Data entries
_ _ _
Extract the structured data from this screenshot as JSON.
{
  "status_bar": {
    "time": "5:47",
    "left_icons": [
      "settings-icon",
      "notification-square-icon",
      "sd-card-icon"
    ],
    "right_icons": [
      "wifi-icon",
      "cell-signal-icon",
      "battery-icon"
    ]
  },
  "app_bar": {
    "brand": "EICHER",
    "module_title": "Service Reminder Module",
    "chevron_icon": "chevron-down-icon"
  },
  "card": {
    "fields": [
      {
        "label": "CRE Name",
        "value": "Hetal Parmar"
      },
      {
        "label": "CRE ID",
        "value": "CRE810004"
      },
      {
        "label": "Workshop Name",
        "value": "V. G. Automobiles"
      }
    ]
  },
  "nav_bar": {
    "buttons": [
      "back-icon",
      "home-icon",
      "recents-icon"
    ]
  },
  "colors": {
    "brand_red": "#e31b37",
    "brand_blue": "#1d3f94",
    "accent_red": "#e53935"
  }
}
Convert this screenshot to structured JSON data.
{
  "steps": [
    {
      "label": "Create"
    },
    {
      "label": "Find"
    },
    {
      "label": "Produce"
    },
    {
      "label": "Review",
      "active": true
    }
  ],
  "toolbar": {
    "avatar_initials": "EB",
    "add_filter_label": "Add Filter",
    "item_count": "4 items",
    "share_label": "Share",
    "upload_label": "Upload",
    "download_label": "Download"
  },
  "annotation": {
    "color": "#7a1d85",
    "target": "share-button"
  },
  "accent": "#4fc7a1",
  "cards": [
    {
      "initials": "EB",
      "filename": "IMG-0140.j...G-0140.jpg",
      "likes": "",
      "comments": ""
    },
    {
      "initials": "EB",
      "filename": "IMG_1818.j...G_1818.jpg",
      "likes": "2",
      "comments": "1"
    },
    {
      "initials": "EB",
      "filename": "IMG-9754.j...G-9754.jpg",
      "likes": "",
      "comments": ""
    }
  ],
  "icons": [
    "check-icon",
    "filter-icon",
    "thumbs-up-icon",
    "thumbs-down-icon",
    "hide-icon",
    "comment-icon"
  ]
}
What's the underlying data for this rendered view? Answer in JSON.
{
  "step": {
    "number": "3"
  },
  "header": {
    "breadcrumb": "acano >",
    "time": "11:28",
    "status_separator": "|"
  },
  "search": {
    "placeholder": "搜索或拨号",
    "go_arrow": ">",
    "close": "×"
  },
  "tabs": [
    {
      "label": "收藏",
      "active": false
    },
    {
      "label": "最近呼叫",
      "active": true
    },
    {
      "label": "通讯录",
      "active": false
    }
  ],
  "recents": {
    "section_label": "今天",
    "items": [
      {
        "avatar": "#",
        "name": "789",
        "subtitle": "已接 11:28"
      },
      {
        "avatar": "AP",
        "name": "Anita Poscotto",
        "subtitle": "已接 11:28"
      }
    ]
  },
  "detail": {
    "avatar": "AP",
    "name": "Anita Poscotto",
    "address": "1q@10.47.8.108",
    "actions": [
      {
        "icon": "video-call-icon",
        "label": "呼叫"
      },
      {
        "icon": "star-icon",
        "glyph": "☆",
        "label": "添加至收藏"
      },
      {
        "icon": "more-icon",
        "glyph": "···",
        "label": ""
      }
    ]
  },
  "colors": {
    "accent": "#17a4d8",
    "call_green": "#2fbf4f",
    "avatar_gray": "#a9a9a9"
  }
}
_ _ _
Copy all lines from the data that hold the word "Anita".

        "name": "Anita Poscotto",
    "name": "Anita Poscotto",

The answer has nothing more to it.